The Color/Advance game was an exercise to build awareness. We never came up with a formula for the proper ratio of each, and we never tried. It's been a helpful way, for me, to think about oral performance. I've noticed some storytellers tipping the scales toward too much color (taking a two minute story and stretching it into five, or ten, with description of time and place and character)-- I think the personal memoir genre encourages this. I really admire those storytellers who are economical with their color-- the details really matter to the story, they are there because they need to be. They're part of the meat, not the fat.

How about you? Which part of the storytelling process appeals to you, as a listener, or as a teller?

Color? or Advance?

July 01, 2009

Storytelling Fans and Facebook Statistics

With the recent buzz last week in social media circles about the new ease in getting vanity URLS on Facebook for Fan pages, I wondered to myself: how many storytellers are using Fan pages?

And since each of these pages publicly lists how many fans each storyteller has, I then wondered, who, in the eyes of Facebook, has the most fans?

Here's a sample of storytellers and their total numbers of fans as of July 1, 2009 (It's by no means complete. I'm purposely leaving out some storytellers who have not yet broken double digits):

StorytellerNumber of Fans
Kim Weitkamp16
David Joe Miller23
Olive Hackett Shaughnessy25
Tim Ereneta29
Big Joe the Storyteller30
Jay O'Callahan33
Eric Wolf37
Ruth Halpern41
Dianne de las Casas63
Jordan Hill75
Tim Lowry116
Bill Lepp158
Andy Offut Irwin236
Djeliba Baba the Storyteller303
Bill Harley451

TrixieI note with some alarm that Trixie, a puppet that appears in storyteller's Priscilla Howe's performances (photo at right) has garnered more fans (42 at last count) in a single week, than several of the tellers on the list, myself included.

In the storytelling podcast realm, Eric Wolf's The Art of Storytelling with Children has 162 fans, and Djeliba Baba's Timeless Tales has 112.

I'm well aware that on the Venn diagram showing the set of all storytelling fans in the real world and the set of Facebook users who like to keep track of their fandom on Facebook there is a very small intersection. That being said, take a look at storytelling events that use the fan pages on Facebook for their relative popularity:

Michigan Storytellers Festival14
Mesa Storytelling Festival27
Timpanogos Storytelling Festival43
Storytelling Arts of Indiana117
The Stoop Storytelling Series196
The Moth 5896

That last number gave me pause. Because it tells me that there are nearly six thousand people who, as part of their public identity on an online social network, self-identify with an organization devoted to storytelling. (Albeit one with a very specific focus on a very specific style of storytelling). This number of Facebook fans is more people than the entire actual membership of the National Storytelling Network (approximately 1900–2000 persons, although only 262 fans on Facebook.)

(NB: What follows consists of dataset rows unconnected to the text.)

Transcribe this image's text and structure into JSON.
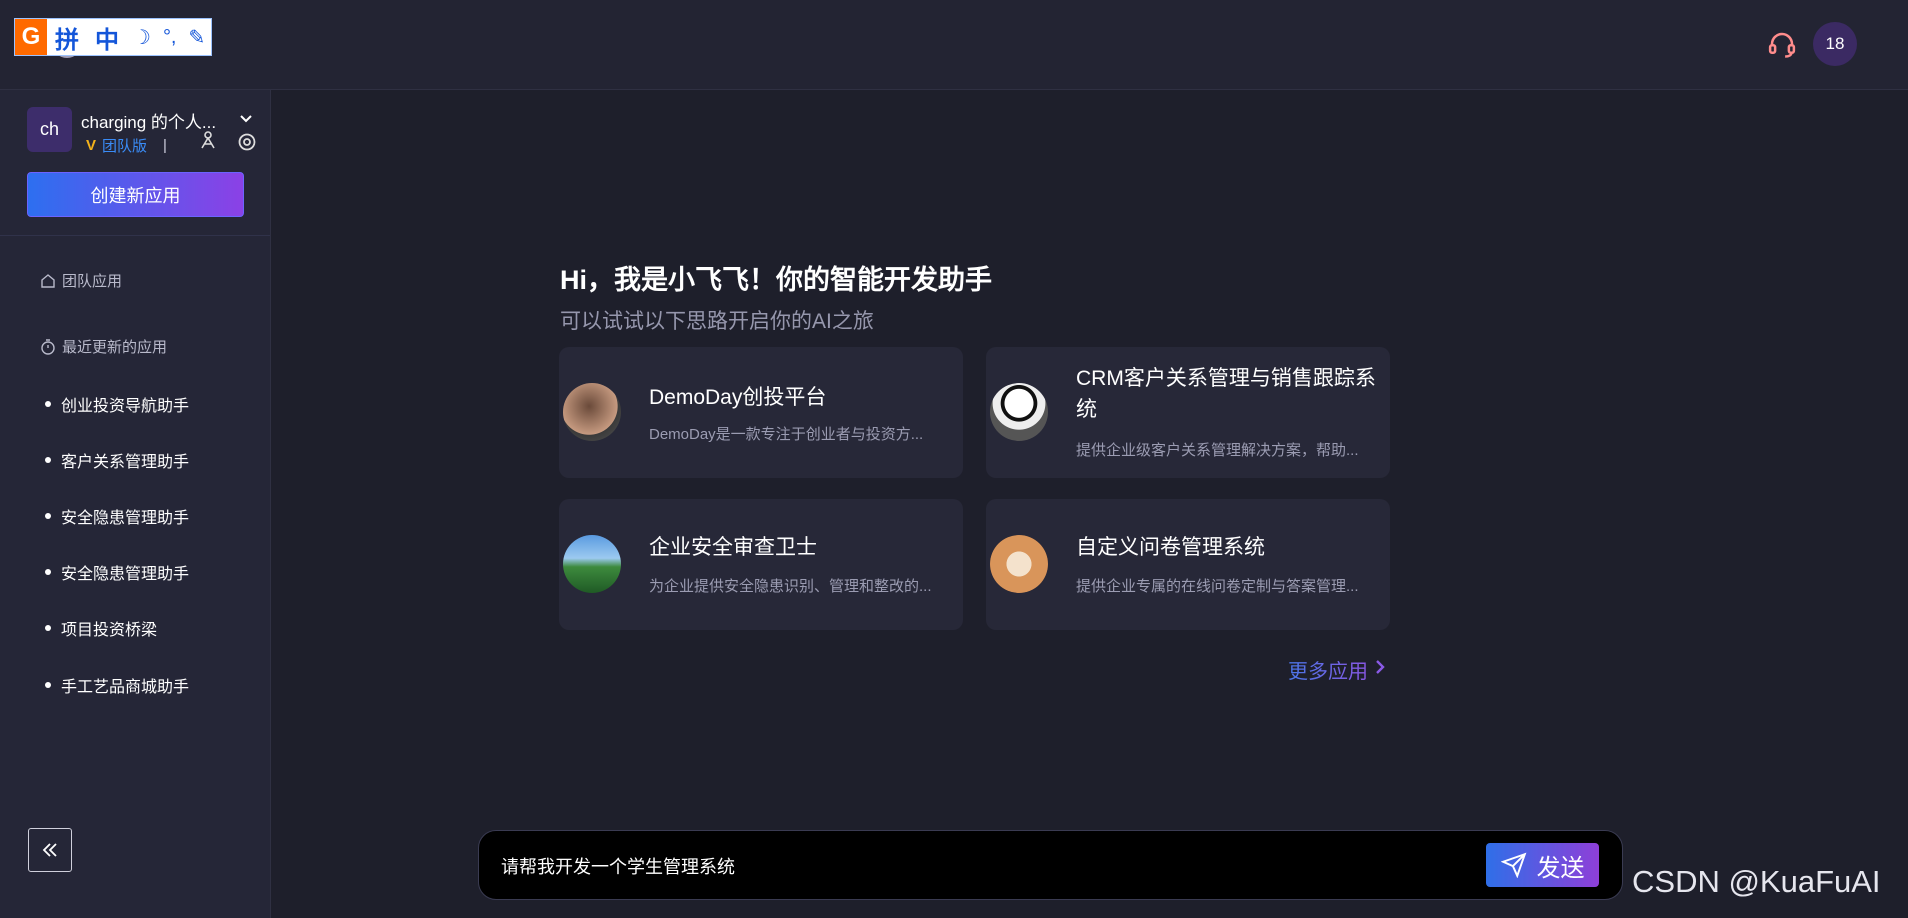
{
  "ime_toolbar": {
    "logo": "G",
    "items": [
      "拼",
      "中"
    ]
  },
  "header": {
    "user_badge": "18"
  },
  "sidebar": {
    "team_avatar": "ch",
    "team_name": "charging 的个人...",
    "edition": "团队版",
    "separator": "|",
    "create_button": "创建新应用",
    "sections": {
      "team_apps": "团队应用",
      "recent_apps": "最近更新的应用"
    },
    "recent_items": [
      "创业投资导航助手",
      "客户关系管理助手",
      "安全隐患管理助手",
      "安全隐患管理助手",
      "项目投资桥梁",
      "手工艺品商城助手"
    ]
  },
  "main": {
    "title": "Hi，我是小飞飞！你的智能开发助手",
    "subtitle": "可以试试以下思路开启你的AI之旅",
    "cards": [
      {
        "title": "DemoDay创投平台",
        "desc": "DemoDay是一款专注于创业者与投资方..."
      },
      {
        "title": "CRM客户关系管理与销售跟踪系统",
        "desc": "提供企业级客户关系管理解决方案，帮助..."
      },
      {
        "title": "企业安全审查卫士",
        "desc": "为企业提供安全隐患识别、管理和整改的..."
      },
      {
        "title": "自定义问卷管理系统",
        "desc": "提供企业专属的在线问卷定制与答案管理..."
      }
    ],
    "more_link": "更多应用"
  },
  "input": {
    "value": "请帮我开发一个学生管理系统",
    "send_label": "发送"
  },
  "watermark": "CSDN @KuaFuAI"
}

Oh, and in case you didn't get the message, and I think only Baba the Storyteller did, once you hit 100 fans, you can get a vanity URL, i.e., www.facebook.com/yournamehere. You could already do this (starting about two weeks ago) with personal pages-- the ability to do this for a fan page (for pages with under 1000 fans) is new.

Not surprisingly, many of the big names in storytelling have neither a personal nor a professional Facebook presence. (It's a generational thing).

A couple more comments on Facebook's fan pages:
Facebook was late to the game on this one. So for a storyteller (or anyone, from a musician to a master yo-yo twirler) to set up a Fan page:
a) it's very difficult to do;
b) all the good models on how to use a fan page aren't on Facebook, they're on Myspace, and the lessons don't crossover

If you want to find the Fan Pages above, enter the name in the Facebook search box, and then when the results come up, click on the "Pages" tab to find the Fan page. You can "Become a Fan" from the search results, or click through to the Fan page and "Become a Fan" from there.